Task details:
Word for word, set down the entries that follow.

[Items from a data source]
+ + +
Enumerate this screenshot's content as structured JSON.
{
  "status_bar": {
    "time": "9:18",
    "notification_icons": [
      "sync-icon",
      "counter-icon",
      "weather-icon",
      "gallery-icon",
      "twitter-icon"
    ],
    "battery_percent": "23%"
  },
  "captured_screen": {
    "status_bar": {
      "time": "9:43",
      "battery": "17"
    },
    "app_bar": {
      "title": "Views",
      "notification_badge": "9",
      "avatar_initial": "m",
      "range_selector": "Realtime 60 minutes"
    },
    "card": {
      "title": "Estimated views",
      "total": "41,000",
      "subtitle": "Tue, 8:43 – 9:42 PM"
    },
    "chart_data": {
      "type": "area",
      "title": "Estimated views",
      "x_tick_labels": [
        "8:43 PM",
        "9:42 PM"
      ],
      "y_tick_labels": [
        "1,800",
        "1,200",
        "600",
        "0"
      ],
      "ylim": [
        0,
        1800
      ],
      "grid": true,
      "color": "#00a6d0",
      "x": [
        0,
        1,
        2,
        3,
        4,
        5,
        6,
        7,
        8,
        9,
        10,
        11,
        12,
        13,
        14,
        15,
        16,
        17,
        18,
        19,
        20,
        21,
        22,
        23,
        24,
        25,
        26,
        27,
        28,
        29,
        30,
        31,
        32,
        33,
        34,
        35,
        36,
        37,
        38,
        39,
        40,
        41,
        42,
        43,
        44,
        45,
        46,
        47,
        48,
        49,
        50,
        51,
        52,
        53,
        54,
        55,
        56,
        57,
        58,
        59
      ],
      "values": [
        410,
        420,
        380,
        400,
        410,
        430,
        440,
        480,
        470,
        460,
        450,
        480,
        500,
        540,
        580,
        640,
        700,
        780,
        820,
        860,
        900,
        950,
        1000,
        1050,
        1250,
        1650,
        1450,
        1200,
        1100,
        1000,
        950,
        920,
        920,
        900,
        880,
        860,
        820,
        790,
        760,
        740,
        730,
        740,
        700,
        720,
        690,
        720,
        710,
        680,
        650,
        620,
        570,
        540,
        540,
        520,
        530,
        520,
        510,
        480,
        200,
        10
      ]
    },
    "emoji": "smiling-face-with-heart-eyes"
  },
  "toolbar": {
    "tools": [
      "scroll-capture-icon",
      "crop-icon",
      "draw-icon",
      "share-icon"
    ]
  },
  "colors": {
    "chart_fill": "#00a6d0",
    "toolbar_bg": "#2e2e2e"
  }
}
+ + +
Completed task:
Enumerate this screenshot's content as structured JSON.
{
  "status_bar": {
    "time": "9:18",
    "notification_icons": [
      "sync-icon",
      "counter-icon",
      "weather-icon",
      "gallery-icon",
      "twitter-icon"
    ],
    "battery_percent": "23%"
  },
  "captured_screen": {
    "status_bar": {
      "time": "9:43",
      "battery": "17"
    },
    "app_bar": {
      "title": "Views",
      "notification_badge": "9",
      "avatar_initial": "m",
      "range_selector": "Realtime 60 minutes"
    },
    "card": {
      "title": "Estimated views",
      "total": "41,000",
      "subtitle": "Tue, 8:43 – 9:42 PM"
    },
    "chart_data": {
      "type": "area",
      "title": "Estimated views",
      "x_tick_labels": [
        "8:43 PM",
        "9:42 PM"
      ],
      "y_tick_labels": [
        "1,800",
        "1,200",
        "600",
        "0"
      ],
      "ylim": [
        0,
        1800
      ],
      "grid": true,
      "color": "#00a6d0",
      "x": [
        0,
        1,
        2,
        3,
        4,
        5,
        6,
        7,
        8,
        9,
        10,
        11,
        12,
        13,
        14,
        15,
        16,
        17,
        18,
        19,
        20,
        21,
        22,
        23,
        24,
        25,
        26,
        27,
        28,
        29,
        30,
        31,
        32,
        33,
        34,
        35,
        36,
        37,
        38,
        39,
        40,
        41,
        42,
        43,
        44,
        45,
        46,
        47,
        48,
        49,
        50,
        51,
        52,
        53,
        54,
        55,
        56,
        57,
        58,
        59
      ],
      "values": [
        410,
        420,
        380,
        400,
        410,
        430,
        440,
        480,
        470,
        460,
        450,
        480,
        500,
        540,
        580,
        640,
        700,
        780,
        820,
        860,
        900,
        950,
        1000,
        1050,
        1250,
        1650,
        1450,
        1200,
        1100,
        1000,
        950,
        920,
        920,
        900,
        880,
        860,
        820,
        790,
        760,
        740,
        730,
        740,
        700,
        720,
        690,
        720,
        710,
        680,
        650,
        620,
        570,
        540,
        540,
        520,
        530,
        520,
        510,
        480,
        200,
        10
      ]
    },
    "emoji": "smiling-face-with-heart-eyes"
  },
  "toolbar": {
    "tools": [
      "scroll-capture-icon",
      "crop-icon",
      "draw-icon",
      "share-icon"
    ]
  },
  "colors": {
    "chart_fill": "#00a6d0",
    "toolbar_bg": "#2e2e2e"
  }
}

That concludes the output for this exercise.